Component data from apps and pages:
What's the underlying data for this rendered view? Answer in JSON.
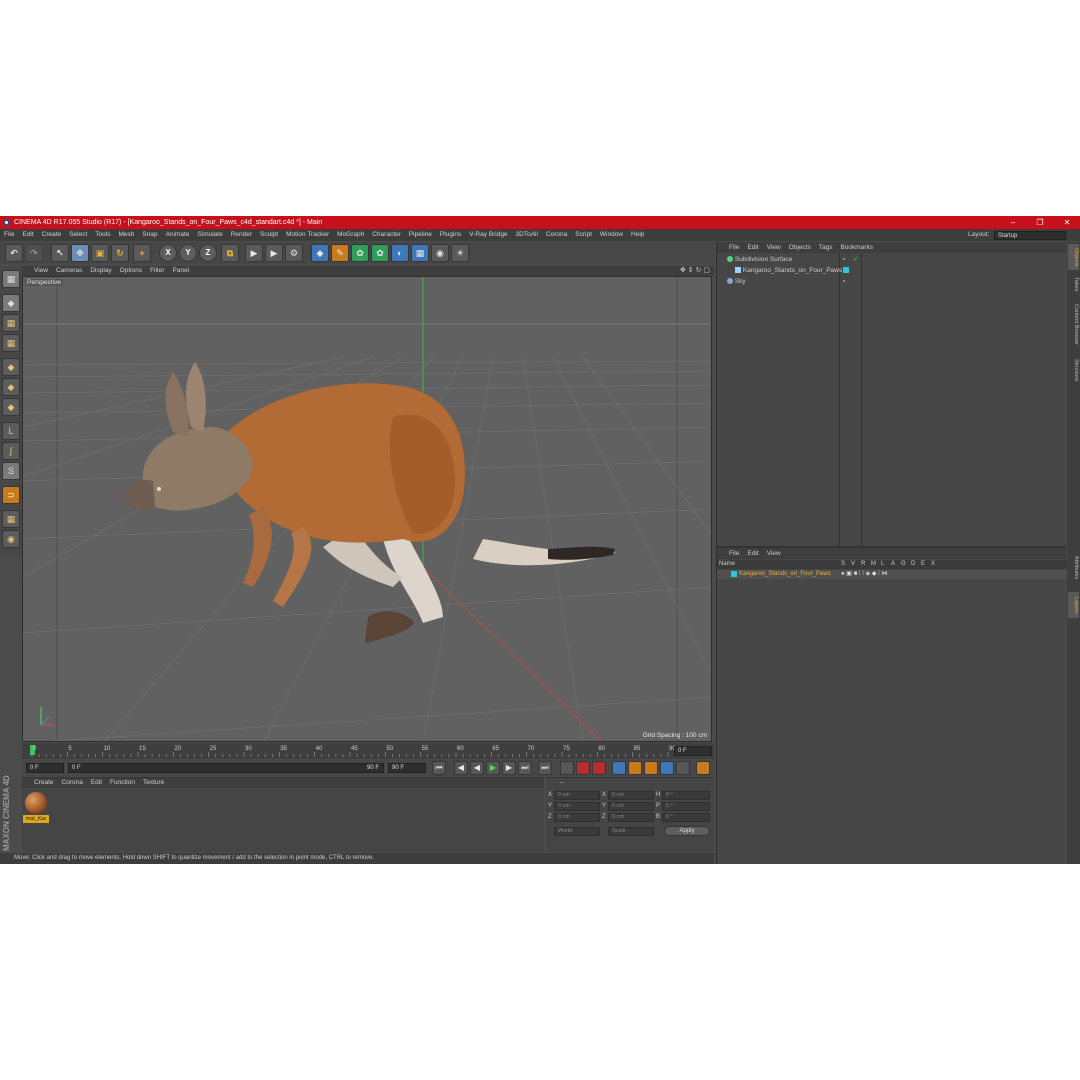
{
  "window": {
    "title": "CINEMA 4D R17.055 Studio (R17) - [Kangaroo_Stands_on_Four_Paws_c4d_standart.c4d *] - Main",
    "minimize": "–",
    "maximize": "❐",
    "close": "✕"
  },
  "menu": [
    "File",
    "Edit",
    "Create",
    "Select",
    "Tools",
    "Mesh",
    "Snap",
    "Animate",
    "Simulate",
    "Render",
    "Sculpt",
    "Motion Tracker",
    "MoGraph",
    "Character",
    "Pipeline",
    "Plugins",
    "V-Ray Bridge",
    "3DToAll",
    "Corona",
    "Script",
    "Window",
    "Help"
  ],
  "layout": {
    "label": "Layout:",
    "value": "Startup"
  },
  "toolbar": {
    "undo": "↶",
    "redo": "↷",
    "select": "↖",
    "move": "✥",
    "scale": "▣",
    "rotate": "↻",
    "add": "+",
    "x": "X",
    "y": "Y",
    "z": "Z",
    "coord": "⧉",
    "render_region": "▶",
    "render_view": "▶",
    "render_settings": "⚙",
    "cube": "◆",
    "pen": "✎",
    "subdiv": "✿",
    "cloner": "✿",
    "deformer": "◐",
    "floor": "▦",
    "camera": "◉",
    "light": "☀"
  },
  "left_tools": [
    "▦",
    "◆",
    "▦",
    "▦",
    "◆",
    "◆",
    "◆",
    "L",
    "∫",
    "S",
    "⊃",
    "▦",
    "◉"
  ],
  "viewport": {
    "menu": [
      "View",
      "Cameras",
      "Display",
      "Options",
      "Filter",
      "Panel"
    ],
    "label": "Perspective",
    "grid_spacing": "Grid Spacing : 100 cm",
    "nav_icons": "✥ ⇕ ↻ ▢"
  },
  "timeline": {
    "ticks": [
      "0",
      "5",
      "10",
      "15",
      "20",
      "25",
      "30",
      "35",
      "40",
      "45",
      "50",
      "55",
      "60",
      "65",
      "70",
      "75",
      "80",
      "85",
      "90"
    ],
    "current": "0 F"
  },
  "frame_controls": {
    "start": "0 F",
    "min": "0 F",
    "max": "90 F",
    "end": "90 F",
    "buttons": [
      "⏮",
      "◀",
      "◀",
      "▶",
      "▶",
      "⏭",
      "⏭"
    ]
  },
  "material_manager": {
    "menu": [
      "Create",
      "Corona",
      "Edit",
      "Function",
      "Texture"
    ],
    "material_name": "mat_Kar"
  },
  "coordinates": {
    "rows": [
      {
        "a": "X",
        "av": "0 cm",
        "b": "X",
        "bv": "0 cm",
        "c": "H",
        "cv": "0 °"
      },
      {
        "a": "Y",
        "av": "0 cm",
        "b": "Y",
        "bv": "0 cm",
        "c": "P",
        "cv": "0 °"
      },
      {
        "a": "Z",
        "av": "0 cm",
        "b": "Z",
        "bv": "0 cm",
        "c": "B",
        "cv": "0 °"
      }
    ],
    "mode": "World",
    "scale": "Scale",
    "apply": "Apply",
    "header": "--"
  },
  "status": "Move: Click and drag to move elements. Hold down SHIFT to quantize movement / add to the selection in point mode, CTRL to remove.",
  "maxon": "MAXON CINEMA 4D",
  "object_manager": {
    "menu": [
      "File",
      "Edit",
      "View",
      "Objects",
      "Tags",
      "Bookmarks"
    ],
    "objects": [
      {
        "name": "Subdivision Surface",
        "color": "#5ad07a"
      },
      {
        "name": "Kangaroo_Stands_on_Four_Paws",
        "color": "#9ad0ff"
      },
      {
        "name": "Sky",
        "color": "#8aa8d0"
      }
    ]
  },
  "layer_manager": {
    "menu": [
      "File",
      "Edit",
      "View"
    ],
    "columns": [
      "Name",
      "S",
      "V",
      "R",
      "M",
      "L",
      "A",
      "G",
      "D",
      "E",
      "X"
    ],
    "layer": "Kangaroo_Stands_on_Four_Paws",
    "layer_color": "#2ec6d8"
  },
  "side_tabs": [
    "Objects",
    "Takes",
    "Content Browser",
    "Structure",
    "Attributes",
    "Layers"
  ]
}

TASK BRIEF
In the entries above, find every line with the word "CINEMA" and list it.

RESPONSE AREA
    "title": "CINEMA 4D R17.055 Studio (R17) - [Kangaroo_Stands_on_Four_Paws_c4d_standart.c4d *] - Main",
  "maxon": "MAXON CINEMA 4D",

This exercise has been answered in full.